The Stones of Muncaster Cathedral. By Robert Westall. Soon after steeplejack Joe Clarke begins work on one of the spires of Muncaster’s medieval cathedral, terrible things start to happen and Joe realizes that there is a malevolent force connected to the spire’s gargoyle.
Cat on a Hot Tin Roof. By Tennessee Williams. An adaptation of Tennessee Williams’s classic 1950s drama set in the plantations of the American Deep South. Hypocrisy, greed and secret passions threaten to tear apart a dysfunctional family as they fight over a dying patriarch’s millions.
84 Charing Cross Road. By Helene Hanff. 84 Charing Cross Road is a series of letters charting the twenty-year correspondence between a would-be playwright in NY and Frank Doel, a London antiquarian bookseller. From such a modest premise, Helene Hanff has created something with an almost unique charm which continues to endure.
The Beast Must Die. By Nicholas Blake. “June 20 1937. I’m going to kill a man. I don’t know his name, I don’t know where he lives, I have no idea what he looks like – but I am going to find him, and kill him.” Frank Cairnes, a popular detective writer who now embarks on a real-life crime of his own, determined to hunt down the runaway motorist who killed his small son Martin.

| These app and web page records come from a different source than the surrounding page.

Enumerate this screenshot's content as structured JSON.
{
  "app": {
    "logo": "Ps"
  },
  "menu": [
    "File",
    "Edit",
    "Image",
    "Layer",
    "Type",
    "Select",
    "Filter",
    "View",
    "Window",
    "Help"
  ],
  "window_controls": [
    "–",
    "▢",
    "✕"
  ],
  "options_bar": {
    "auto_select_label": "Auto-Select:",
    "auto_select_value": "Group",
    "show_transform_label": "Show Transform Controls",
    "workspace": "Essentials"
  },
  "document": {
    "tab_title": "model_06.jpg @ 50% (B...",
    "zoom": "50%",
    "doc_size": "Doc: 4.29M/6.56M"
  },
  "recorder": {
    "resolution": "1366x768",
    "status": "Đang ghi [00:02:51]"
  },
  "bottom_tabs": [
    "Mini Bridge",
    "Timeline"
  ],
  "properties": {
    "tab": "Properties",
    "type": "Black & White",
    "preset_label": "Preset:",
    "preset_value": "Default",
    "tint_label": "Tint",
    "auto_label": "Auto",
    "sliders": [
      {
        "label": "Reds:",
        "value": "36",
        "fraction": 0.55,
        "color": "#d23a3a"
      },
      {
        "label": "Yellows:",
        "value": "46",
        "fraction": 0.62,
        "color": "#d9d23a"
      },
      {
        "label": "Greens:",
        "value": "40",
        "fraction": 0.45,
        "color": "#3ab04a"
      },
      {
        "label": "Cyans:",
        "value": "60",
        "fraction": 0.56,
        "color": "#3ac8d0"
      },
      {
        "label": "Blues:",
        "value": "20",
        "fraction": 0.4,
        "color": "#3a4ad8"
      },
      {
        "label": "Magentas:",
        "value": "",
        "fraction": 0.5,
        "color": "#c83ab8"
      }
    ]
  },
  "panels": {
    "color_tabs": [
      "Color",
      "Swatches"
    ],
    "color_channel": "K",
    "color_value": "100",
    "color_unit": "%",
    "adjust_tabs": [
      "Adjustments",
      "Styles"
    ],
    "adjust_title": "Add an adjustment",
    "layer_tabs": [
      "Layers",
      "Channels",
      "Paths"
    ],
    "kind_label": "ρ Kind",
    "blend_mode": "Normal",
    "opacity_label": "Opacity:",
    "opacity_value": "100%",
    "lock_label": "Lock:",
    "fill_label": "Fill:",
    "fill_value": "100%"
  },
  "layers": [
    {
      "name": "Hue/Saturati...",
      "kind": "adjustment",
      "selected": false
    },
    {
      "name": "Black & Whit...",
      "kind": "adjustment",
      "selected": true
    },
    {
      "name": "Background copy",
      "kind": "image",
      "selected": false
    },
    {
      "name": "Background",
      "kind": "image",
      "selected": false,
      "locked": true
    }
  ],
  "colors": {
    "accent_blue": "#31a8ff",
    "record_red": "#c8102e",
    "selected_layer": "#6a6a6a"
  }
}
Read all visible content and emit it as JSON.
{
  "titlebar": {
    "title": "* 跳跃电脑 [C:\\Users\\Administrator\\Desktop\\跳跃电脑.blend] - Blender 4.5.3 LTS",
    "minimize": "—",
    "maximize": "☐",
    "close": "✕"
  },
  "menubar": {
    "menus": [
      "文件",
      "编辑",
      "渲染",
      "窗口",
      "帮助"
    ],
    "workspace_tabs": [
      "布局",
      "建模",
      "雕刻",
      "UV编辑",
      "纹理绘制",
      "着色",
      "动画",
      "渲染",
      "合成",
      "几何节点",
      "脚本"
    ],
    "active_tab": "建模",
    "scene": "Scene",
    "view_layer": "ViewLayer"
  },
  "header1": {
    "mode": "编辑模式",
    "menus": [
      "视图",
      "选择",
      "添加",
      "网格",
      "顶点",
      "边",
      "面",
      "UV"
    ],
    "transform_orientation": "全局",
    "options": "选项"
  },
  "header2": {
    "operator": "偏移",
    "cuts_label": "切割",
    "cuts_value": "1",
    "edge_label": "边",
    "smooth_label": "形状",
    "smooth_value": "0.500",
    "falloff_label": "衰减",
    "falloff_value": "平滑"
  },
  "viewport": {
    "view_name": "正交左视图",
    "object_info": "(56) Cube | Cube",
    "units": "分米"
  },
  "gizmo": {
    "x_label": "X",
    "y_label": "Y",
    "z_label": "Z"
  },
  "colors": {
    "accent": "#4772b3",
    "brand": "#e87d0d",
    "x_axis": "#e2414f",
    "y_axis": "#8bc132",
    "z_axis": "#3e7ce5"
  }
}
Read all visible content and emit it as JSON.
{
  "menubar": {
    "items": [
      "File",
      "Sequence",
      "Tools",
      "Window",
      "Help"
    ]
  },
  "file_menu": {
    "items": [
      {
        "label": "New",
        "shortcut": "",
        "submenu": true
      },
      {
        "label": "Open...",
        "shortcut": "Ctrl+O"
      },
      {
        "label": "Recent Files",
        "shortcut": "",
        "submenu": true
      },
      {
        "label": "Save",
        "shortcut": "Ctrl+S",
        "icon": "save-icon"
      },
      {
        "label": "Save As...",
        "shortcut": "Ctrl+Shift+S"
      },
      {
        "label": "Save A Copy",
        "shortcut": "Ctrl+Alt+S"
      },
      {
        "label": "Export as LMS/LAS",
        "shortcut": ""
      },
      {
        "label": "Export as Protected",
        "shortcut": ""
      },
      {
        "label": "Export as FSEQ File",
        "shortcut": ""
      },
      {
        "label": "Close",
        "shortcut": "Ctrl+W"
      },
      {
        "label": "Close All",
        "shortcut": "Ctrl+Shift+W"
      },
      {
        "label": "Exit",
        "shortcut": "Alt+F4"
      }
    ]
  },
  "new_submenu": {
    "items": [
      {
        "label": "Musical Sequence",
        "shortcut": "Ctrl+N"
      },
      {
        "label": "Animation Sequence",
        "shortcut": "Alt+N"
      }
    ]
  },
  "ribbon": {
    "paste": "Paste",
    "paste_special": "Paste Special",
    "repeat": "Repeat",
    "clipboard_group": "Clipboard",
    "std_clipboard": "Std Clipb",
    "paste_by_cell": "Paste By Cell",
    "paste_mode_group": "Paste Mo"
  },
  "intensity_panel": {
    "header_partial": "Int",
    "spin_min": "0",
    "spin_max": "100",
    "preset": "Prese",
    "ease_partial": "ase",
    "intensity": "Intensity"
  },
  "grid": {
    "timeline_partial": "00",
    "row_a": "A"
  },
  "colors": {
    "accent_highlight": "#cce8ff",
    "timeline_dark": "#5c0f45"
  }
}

The First Men in the Moon. By H.G Wells. Mr. Bedford is an English businessman with many financial problems. He is working on a play to bring in some money. He rents a small countryside house to get some peace while writing the play. However, every day a scientist passes by his house, making odd noises. After two weeks Bedford questions the scientist, Dr. Cavor, about his odd behaviour. It turns out that Cavor is developing a new material, cavorite, which is supposed to shield off gravity. As they discover when some is prematurely produced, cavorite shields the air above from Earth’s gravity, making that air weightless, and then shoots off into outer space by the pressure of the air below. Bedford tells Cavor of the financial possibilities of this. Cavorite is later used to build a small spherical spaceship, which they use to travel to and land on the Moon.
A Canticle for Leibowitz. By Walter Miller Jr. The atomic Flame Deluge was over. The earth was dead. All knowledge was gone. In a hellish, barren desert, a humble monk unearth a fragile link to a twentieth century civilization. A hand-written document from the Blessed Saint Leibowitz reads: Pound pastrami, can kraut, six bagels – bring home for Emma.
The Last of the Mohicans. By James Fenimore Cooper. The Last of the Mohicans takes place in 1757 during the French and Indian War and recounts the story of a an unarmed massacre, the kidnapping of two sisters, and their rescue by Hawk-eye and his two Mohican friends Uncas and Chingachook. The novel was quite popular when published (1826) and is still a staple in most American Literature courses.